Allowing people to get their own blood tests on demand without any input from doctors bothers some critics, and it raises concerns that patients will use resources on unnecessary testing. Some fear that patients won't fully understand the test results without a doctor's interpretation.
The Chicago-based American Society for Clinical Pathology issued a policy statement advising people who use "direct access testing" to share the results with their physicians.
But Virdi says his franchise gives people the freedom to take control of their health care, adds another level of privacy, and can be more convenient and cheaper than going through the red tape of copays, insurance and hospital visits. Getting a routine test, such as the one for cholesterol levels, can be done whenever a patient wants to drop in.
The Vernon Hills lab and another franchise in Villa Park also do paternity tests, tests for sexually transmitted diseases, drug and alcohol tests, and a litany of general health tests. They do testing for COVID-19 and the COVID antibodies, which made them busy this summer when Lollapalooza required every guest to bring a card proving vaccination or produce proof of a negative COVID-19 test. Those tests also are in demand now.
"It's the holidays, and everybody is traveling," says Kaysen Pyle, the office manager in the Vernon Hills lab, which gives people the documentation often needed to travel. "We get so many calls."
Food sensitivity can be difficult to spot without a test, says Virdi, who grew up in India and came to the United States to get his MBA at the Illinois Institute of Technology.
"Most of the time, people aren't able to pinpoint why they are getting sick or they are bloating," Virdi says. "When you're intolerant, you could eat food in small quantities and nothing will happen."
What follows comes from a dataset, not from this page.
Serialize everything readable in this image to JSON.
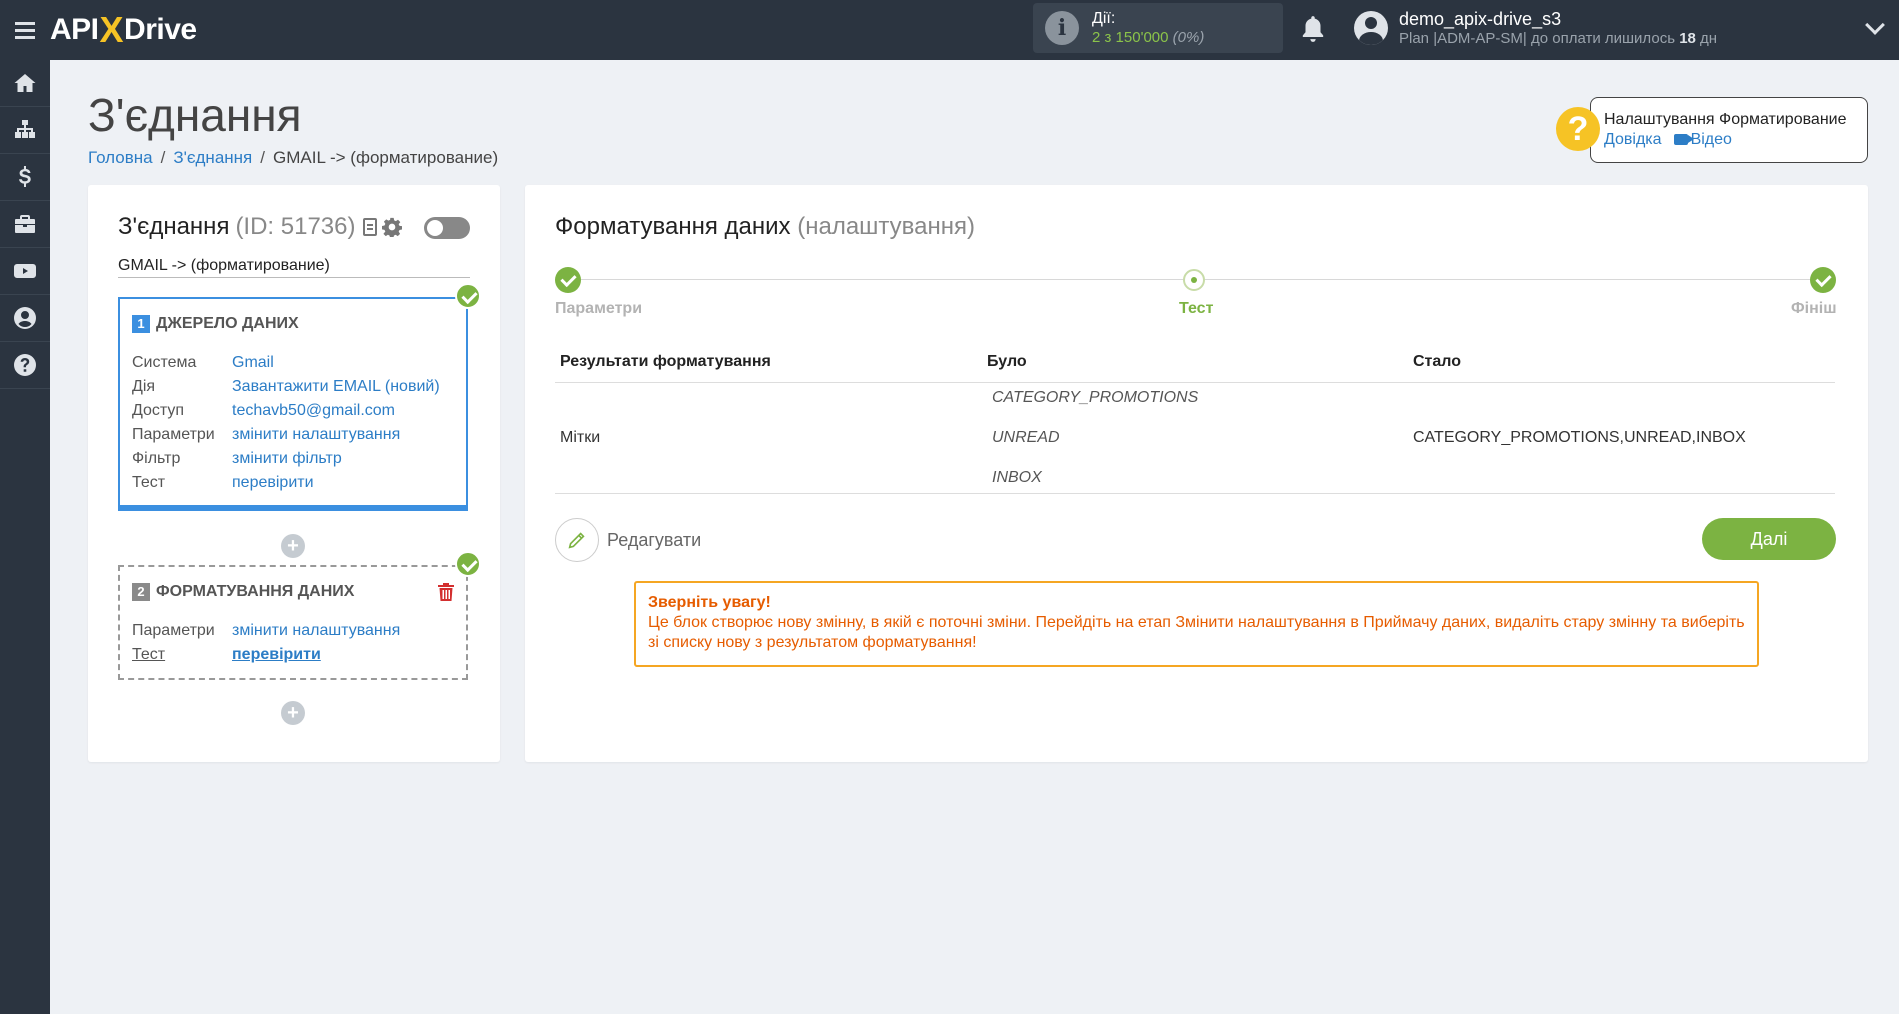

Other times, an item that causes sensitivity might not be obvious. A homemade cookie could have cream cheese, a potato dish might contain dill, or a condiment might be made with anchovies. About 10% of people have hypersensitive reactions to alcoholic beverages, particularly red wine, according to the National Institutes of Health.
Over-the-counter supplements such as acai berry, elderberry, wheatgrass or glucosamine also can trigger reactions. "All these herbs have medicinal values," Virdi says.
Blood tests for food insensitivity start at $269, depending on the number of foods that will be tested.
People who test positive for certain sensitivities are given a laminated Food Intolerance Card listing every food item that causes problems. It reads, "Love your grub, but I can't eat," with spaces to list troublesome foods.
If you've never been a fan of your Aunt Edna's ambrosia salad, perhaps a test can find something among all those fruits, cream and marshmallows to give you a written pass.